Description of the task.
Output the listing below, all of it, exactly as given.

===== Material provided =====

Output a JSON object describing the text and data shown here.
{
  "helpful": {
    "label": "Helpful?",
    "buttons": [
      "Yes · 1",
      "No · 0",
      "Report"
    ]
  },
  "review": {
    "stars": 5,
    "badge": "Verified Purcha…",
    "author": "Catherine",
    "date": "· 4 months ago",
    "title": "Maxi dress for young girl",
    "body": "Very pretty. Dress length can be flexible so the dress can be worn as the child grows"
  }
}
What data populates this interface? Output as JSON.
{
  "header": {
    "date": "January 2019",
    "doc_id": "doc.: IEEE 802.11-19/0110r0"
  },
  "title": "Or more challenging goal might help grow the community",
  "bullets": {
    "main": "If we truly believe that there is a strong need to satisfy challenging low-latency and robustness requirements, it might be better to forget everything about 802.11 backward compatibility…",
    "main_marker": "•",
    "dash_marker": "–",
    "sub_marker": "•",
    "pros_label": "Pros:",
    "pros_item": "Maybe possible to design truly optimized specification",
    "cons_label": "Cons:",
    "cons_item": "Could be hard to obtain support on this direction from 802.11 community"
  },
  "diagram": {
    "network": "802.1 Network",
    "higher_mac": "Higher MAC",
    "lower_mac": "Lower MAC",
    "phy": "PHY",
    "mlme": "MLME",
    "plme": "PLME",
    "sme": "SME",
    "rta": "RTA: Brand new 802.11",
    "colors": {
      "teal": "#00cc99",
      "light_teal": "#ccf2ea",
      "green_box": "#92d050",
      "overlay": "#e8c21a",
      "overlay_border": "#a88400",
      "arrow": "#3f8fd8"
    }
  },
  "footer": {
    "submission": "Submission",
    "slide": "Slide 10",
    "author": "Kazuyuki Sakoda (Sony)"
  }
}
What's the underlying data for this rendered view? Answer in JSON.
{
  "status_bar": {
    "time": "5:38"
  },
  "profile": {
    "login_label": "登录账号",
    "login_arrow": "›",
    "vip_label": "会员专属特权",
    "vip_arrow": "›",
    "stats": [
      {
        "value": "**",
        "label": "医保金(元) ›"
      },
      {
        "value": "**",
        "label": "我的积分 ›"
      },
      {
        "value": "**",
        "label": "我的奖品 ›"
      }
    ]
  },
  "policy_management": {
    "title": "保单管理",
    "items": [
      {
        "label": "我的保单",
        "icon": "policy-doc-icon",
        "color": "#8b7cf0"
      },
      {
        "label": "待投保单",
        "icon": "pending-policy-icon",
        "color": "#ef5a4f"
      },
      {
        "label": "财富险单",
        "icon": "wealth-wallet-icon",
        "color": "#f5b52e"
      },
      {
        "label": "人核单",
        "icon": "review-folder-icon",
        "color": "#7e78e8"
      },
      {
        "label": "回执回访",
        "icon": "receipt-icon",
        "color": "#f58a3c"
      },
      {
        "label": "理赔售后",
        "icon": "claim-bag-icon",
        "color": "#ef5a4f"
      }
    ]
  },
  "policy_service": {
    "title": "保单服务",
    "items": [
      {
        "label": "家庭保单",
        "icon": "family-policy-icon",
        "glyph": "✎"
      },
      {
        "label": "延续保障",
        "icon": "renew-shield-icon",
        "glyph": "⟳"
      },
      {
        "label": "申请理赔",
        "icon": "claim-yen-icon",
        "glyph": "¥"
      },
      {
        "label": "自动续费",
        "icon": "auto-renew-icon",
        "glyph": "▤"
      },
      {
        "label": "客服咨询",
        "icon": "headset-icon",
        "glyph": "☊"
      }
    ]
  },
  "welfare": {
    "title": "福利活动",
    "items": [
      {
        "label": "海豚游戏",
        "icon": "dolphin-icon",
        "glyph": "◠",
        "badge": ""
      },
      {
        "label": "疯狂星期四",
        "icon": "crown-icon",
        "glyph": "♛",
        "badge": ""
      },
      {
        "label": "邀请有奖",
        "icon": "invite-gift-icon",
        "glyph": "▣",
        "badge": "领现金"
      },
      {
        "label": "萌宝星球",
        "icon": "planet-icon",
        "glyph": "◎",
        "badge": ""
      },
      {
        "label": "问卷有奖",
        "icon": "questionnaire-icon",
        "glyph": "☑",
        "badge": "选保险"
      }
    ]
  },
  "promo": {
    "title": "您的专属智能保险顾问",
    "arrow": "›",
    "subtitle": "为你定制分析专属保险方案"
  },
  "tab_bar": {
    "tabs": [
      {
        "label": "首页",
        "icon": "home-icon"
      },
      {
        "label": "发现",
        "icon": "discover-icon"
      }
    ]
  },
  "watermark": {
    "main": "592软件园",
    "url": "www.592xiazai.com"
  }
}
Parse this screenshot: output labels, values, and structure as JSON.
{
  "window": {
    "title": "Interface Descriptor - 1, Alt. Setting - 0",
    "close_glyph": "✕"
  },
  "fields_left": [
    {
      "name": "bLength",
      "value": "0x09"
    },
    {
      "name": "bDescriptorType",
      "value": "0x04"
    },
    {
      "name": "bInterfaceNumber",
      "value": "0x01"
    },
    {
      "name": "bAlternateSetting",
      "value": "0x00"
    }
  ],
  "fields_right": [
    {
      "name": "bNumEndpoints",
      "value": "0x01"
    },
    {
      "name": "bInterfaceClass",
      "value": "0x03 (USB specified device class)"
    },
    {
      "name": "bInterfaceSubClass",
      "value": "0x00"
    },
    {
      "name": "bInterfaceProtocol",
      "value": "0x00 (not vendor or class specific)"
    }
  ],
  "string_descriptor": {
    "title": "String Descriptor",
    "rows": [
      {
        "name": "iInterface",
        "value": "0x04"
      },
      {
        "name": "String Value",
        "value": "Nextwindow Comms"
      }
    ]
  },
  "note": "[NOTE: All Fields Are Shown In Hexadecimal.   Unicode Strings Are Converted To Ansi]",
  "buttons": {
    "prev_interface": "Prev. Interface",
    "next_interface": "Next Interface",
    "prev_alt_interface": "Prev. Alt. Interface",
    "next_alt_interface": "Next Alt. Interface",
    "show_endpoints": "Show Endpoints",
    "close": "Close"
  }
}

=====

Your solution.
Output a JSON object describing the text and data shown here.
{
  "helpful": {
    "label": "Helpful?",
    "buttons": [
      "Yes · 1",
      "No · 0",
      "Report"
    ]
  },
  "review": {
    "stars": 5,
    "badge": "Verified Purcha…",
    "author": "Catherine",
    "date": "· 4 months ago",
    "title": "Maxi dress for young girl",
    "body": "Very pretty. Dress length can be flexible so the dress can be worn as the child grows"
  }
}
What data populates this interface? Output as JSON.
{
  "header": {
    "date": "January 2019",
    "doc_id": "doc.: IEEE 802.11-19/0110r0"
  },
  "title": "Or more challenging goal might help grow the community",
  "bullets": {
    "main": "If we truly believe that there is a strong need to satisfy challenging low-latency and robustness requirements, it might be better to forget everything about 802.11 backward compatibility…",
    "main_marker": "•",
    "dash_marker": "–",
    "sub_marker": "•",
    "pros_label": "Pros:",
    "pros_item": "Maybe possible to design truly optimized specification",
    "cons_label": "Cons:",
    "cons_item": "Could be hard to obtain support on this direction from 802.11 community"
  },
  "diagram": {
    "network": "802.1 Network",
    "higher_mac": "Higher MAC",
    "lower_mac": "Lower MAC",
    "phy": "PHY",
    "mlme": "MLME",
    "plme": "PLME",
    "sme": "SME",
    "rta": "RTA: Brand new 802.11",
    "colors": {
      "teal": "#00cc99",
      "light_teal": "#ccf2ea",
      "green_box": "#92d050",
      "overlay": "#e8c21a",
      "overlay_border": "#a88400",
      "arrow": "#3f8fd8"
    }
  },
  "footer": {
    "submission": "Submission",
    "slide": "Slide 10",
    "author": "Kazuyuki Sakoda (Sony)"
  }
}
What's the underlying data for this rendered view? Answer in JSON.
{
  "status_bar": {
    "time": "5:38"
  },
  "profile": {
    "login_label": "登录账号",
    "login_arrow": "›",
    "vip_label": "会员专属特权",
    "vip_arrow": "›",
    "stats": [
      {
        "value": "**",
        "label": "医保金(元) ›"
      },
      {
        "value": "**",
        "label": "我的积分 ›"
      },
      {
        "value": "**",
        "label": "我的奖品 ›"
      }
    ]
  },
  "policy_management": {
    "title": "保单管理",
    "items": [
      {
        "label": "我的保单",
        "icon": "policy-doc-icon",
        "color": "#8b7cf0"
      },
      {
        "label": "待投保单",
        "icon": "pending-policy-icon",
        "color": "#ef5a4f"
      },
      {
        "label": "财富险单",
        "icon": "wealth-wallet-icon",
        "color": "#f5b52e"
      },
      {
        "label": "人核单",
        "icon": "review-folder-icon",
        "color": "#7e78e8"
      },
      {
        "label": "回执回访",
        "icon": "receipt-icon",
        "color": "#f58a3c"
      },
      {
        "label": "理赔售后",
        "icon": "claim-bag-icon",
        "color": "#ef5a4f"
      }
    ]
  },
  "policy_service": {
    "title": "保单服务",
    "items": [
      {
        "label": "家庭保单",
        "icon": "family-policy-icon",
        "glyph": "✎"
      },
      {
        "label": "延续保障",
        "icon": "renew-shield-icon",
        "glyph": "⟳"
      },
      {
        "label": "申请理赔",
        "icon": "claim-yen-icon",
        "glyph": "¥"
      },
      {
        "label": "自动续费",
        "icon": "auto-renew-icon",
        "glyph": "▤"
      },
      {
        "label": "客服咨询",
        "icon": "headset-icon",
        "glyph": "☊"
      }
    ]
  },
  "welfare": {
    "title": "福利活动",
    "items": [
      {
        "label": "海豚游戏",
        "icon": "dolphin-icon",
        "glyph": "◠",
        "badge": ""
      },
      {
        "label": "疯狂星期四",
        "icon": "crown-icon",
        "glyph": "♛",
        "badge": ""
      },
      {
        "label": "邀请有奖",
        "icon": "invite-gift-icon",
        "glyph": "▣",
        "badge": "领现金"
      },
      {
        "label": "萌宝星球",
        "icon": "planet-icon",
        "glyph": "◎",
        "badge": ""
      },
      {
        "label": "问卷有奖",
        "icon": "questionnaire-icon",
        "glyph": "☑",
        "badge": "选保险"
      }
    ]
  },
  "promo": {
    "title": "您的专属智能保险顾问",
    "arrow": "›",
    "subtitle": "为你定制分析专属保险方案"
  },
  "tab_bar": {
    "tabs": [
      {
        "label": "首页",
        "icon": "home-icon"
      },
      {
        "label": "发现",
        "icon": "discover-icon"
      }
    ]
  },
  "watermark": {
    "main": "592软件园",
    "url": "www.592xiazai.com"
  }
}
Parse this screenshot: output labels, values, and structure as JSON.
{
  "window": {
    "title": "Interface Descriptor - 1, Alt. Setting - 0",
    "close_glyph": "✕"
  },
  "fields_left": [
    {
      "name": "bLength",
      "value": "0x09"
    },
    {
      "name": "bDescriptorType",
      "value": "0x04"
    },
    {
      "name": "bInterfaceNumber",
      "value": "0x01"
    },
    {
      "name": "bAlternateSetting",
      "value": "0x00"
    }
  ],
  "fields_right": [
    {
      "name": "bNumEndpoints",
      "value": "0x01"
    },
    {
      "name": "bInterfaceClass",
      "value": "0x03 (USB specified device class)"
    },
    {
      "name": "bInterfaceSubClass",
      "value": "0x00"
    },
    {
      "name": "bInterfaceProtocol",
      "value": "0x00 (not vendor or class specific)"
    }
  ],
  "string_descriptor": {
    "title": "String Descriptor",
    "rows": [
      {
        "name": "iInterface",
        "value": "0x04"
      },
      {
        "name": "String Value",
        "value": "Nextwindow Comms"
      }
    ]
  },
  "note": "[NOTE: All Fields Are Shown In Hexadecimal.   Unicode Strings Are Converted To Ansi]",
  "buttons": {
    "prev_interface": "Prev. Interface",
    "next_interface": "Next Interface",
    "prev_alt_interface": "Prev. Alt. Interface",
    "next_alt_interface": "Next Alt. Interface",
    "show_endpoints": "Show Endpoints",
    "close": "Close"
  }
}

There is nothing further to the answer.